  • Heat Advisory - Heat Index values are forecast to meet locally defined advisory criteria for 1 to 2 days (daytime highs=100-105° Fahrenheit).

Safety Tips Before Extreme Heat Arrives

  • To begin preparing, you should build an emergency kit and make a family communications plan.
  • Get trained in first aid to learn how to treat heat-related emergencies.
  • Know those in your neighborhood who are older, young, sick or overweight.
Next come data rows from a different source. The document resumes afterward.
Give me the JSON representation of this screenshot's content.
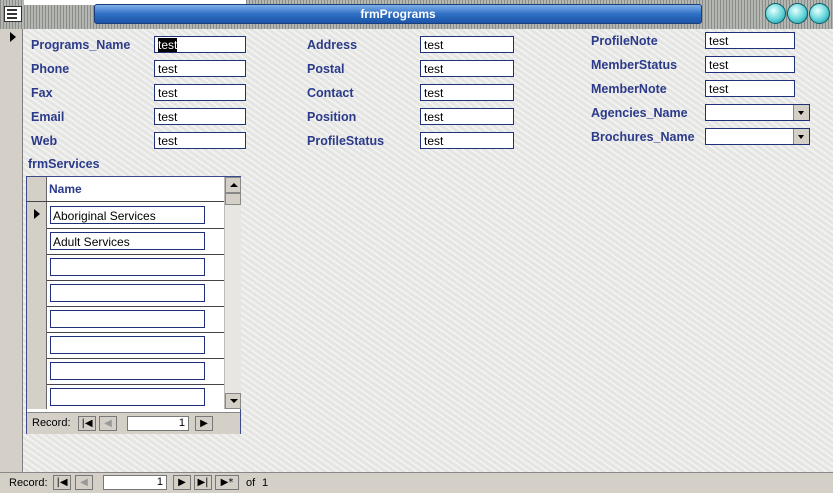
{
  "window": {
    "title": "frmPrograms"
  },
  "form": {
    "col1": [
      {
        "label": "Programs_Name",
        "value": "test"
      },
      {
        "label": "Phone",
        "value": "test"
      },
      {
        "label": "Fax",
        "value": "test"
      },
      {
        "label": "Email",
        "value": "test"
      },
      {
        "label": "Web",
        "value": "test"
      }
    ],
    "col2": [
      {
        "label": "Address",
        "value": "test"
      },
      {
        "label": "Postal",
        "value": "test"
      },
      {
        "label": "Contact",
        "value": "test"
      },
      {
        "label": "Position",
        "value": "test"
      },
      {
        "label": "ProfileStatus",
        "value": "test"
      }
    ],
    "col3": [
      {
        "label": "ProfileNote",
        "value": "test"
      },
      {
        "label": "MemberStatus",
        "value": "test"
      },
      {
        "label": "MemberNote",
        "value": "test"
      },
      {
        "label": "Agencies_Name",
        "value": ""
      },
      {
        "label": "Brochures_Name",
        "value": ""
      }
    ]
  },
  "subform": {
    "title": "frmServices",
    "column_header": "Name",
    "rows": [
      "Aboriginal Services",
      "Adult Services",
      "",
      "",
      "",
      "",
      "",
      ""
    ],
    "nav": {
      "label": "Record:",
      "current": "1"
    }
  },
  "nav": {
    "label": "Record:",
    "current": "1",
    "of_label": "of",
    "total": "1"
  }
}
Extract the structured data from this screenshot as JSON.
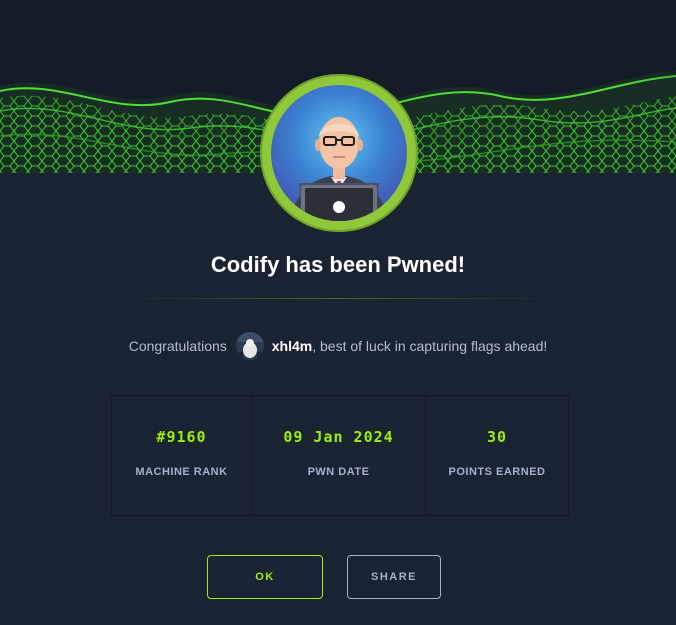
{
  "header": {
    "banner_icon": "green-hex-wave-banner",
    "avatar_icon": "machine-avatar-icon"
  },
  "title": "Codify has been Pwned!",
  "congrats": {
    "prefix": "Congratulations",
    "username": "xhl4m",
    "suffix": ", best of luck in capturing flags ahead!",
    "user_avatar_icon": "user-avatar-icon"
  },
  "stats": [
    {
      "value": "#9160",
      "label": "MACHINE RANK"
    },
    {
      "value": "09 Jan 2024",
      "label": "PWN DATE"
    },
    {
      "value": "30",
      "label": "POINTS EARNED"
    }
  ],
  "buttons": {
    "ok": "OK",
    "share": "SHARE"
  },
  "colors": {
    "background": "#1a2332",
    "accent": "#9fef00",
    "muted": "#a4b1cd",
    "ring": "#8fc93a"
  }
}
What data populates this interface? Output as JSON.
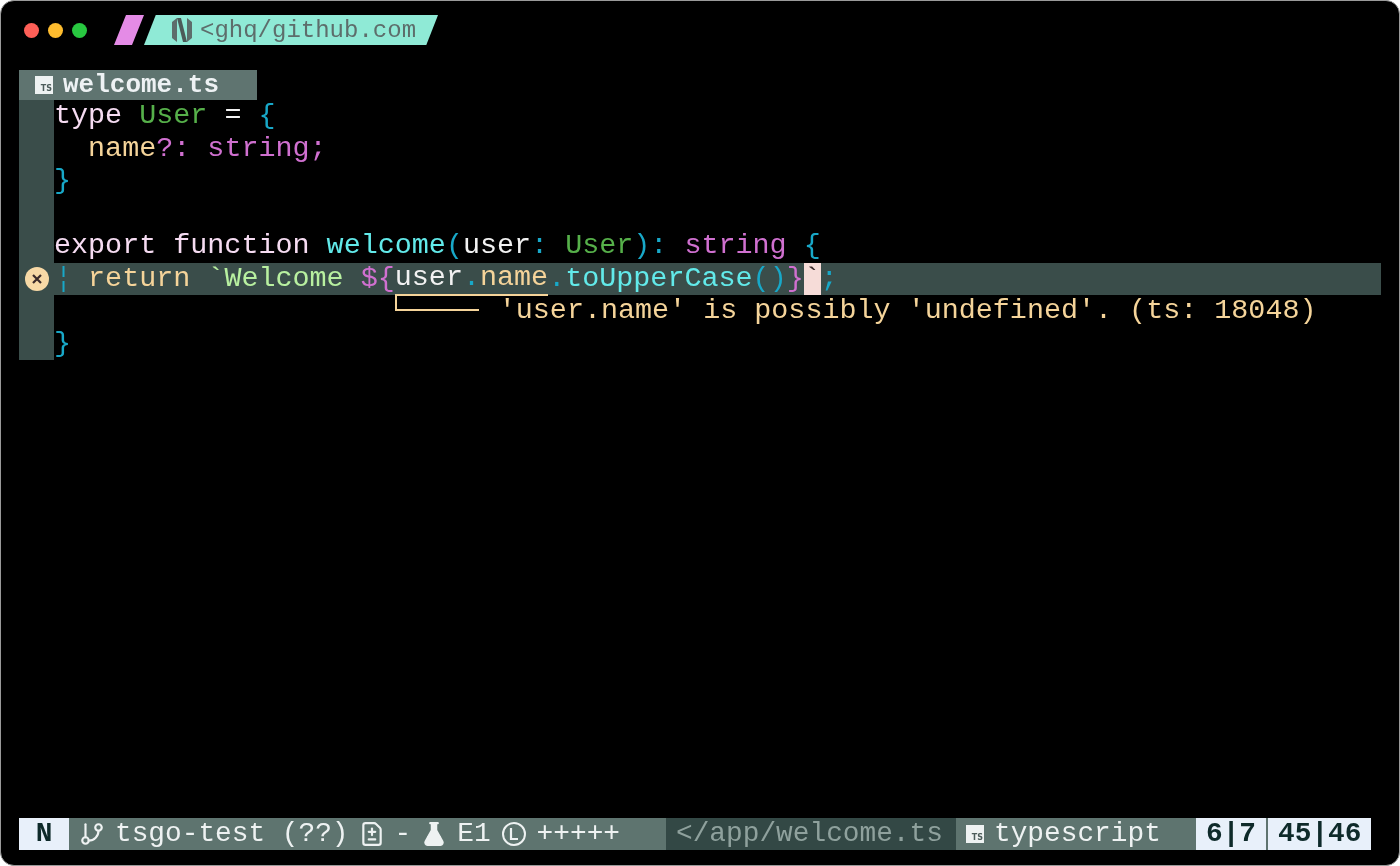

They are more likely to become victims of excessive heat and may need help.
  • Be aware that people living in urban areas may be at greater risk from the effects of a prolonged heat wave than are people living in rural areas.

Helpful Websites for Extreme Heat  

Emergency Preparedness Resources

Non-Emergency Helpful Numbers
  • El Paso Police Department 915-832-4400
  • El Paso Fire Department 915-832-4432
  • El Paso County Sheriff's Office 915-546-2280
  • Animal Services Department 915-842-1000
  • 24/7 Diseases Reporting 915-212-6520
  • American Red Cross 915-592-0208
  • Paso Del Norte Food Bank 915-544-5592
  • Poison Control Center 1-800-222-1222

El Paso Extreme Weather Task Force (EWTF) 

The EWTF provides free fans to qualified individuals. In addition, the task force provides education for the community about the necessary steps to be prepared and protected from the effects of severe weather. EWTF encourages the “Buddy System” through the community to check on their neighbors and elderly family members.  Call 2-1-1 to request or donate a fan.  

Videos


About the Public Health Emergency Preparedness (PHEP) Program

PHEP ensures health and safety of the El Paso community through:

  • Developing collaborative partnerships with federal, state and local government officials, hospitals, community-based organizations and volunteers.
  • Developing plans and providing training to partners and stakeholders.
  • Conducting drills and exercises of those plans.
  • Performing surveillance and investigation of specific communicable/infectious diseases and other public health threats or emergencies.

PHEP Key Components:

Potential local public health threats include:

  • Communicable disease outbreak (hepatitis A, measles, H1N1 influenza, West Nile virus, etc.)
  • Natural disasters (winter storms, extreme heat, floods, and high winds)
  • Bioterrorism incidents (anthrax, plague, smallpox)
  • Radiological disasters (bombs or power plants accidents)

City of El Paso Department of Public Health
Public Health Emergency Preparedness (PHEP) Program
5115 El Paso Dr.
El Paso, TX  79905
Phone: 915-212-6609
Fax: 915-212-6520

Hours of Operation
Monday – Thursday, 7:00 a.m. – 6:00 p.m.
Closed Fridays


Health Emergency Preparedness Program

5115 El Paso Drive
El Paso, Texas 79905
Phone: 915-212-6641
Fax: 915-212-6520

Hours of Operation

Monday – Thursday
7:00 a.m. – 6:00 p.m.

Mission

The Public Health Emergency Preparedness Program (PHEP) enhances the capacity of the Department of Public Health to prevent, prepare for, respond to, and recover from the adverse health effects of public health emergencies and disasters.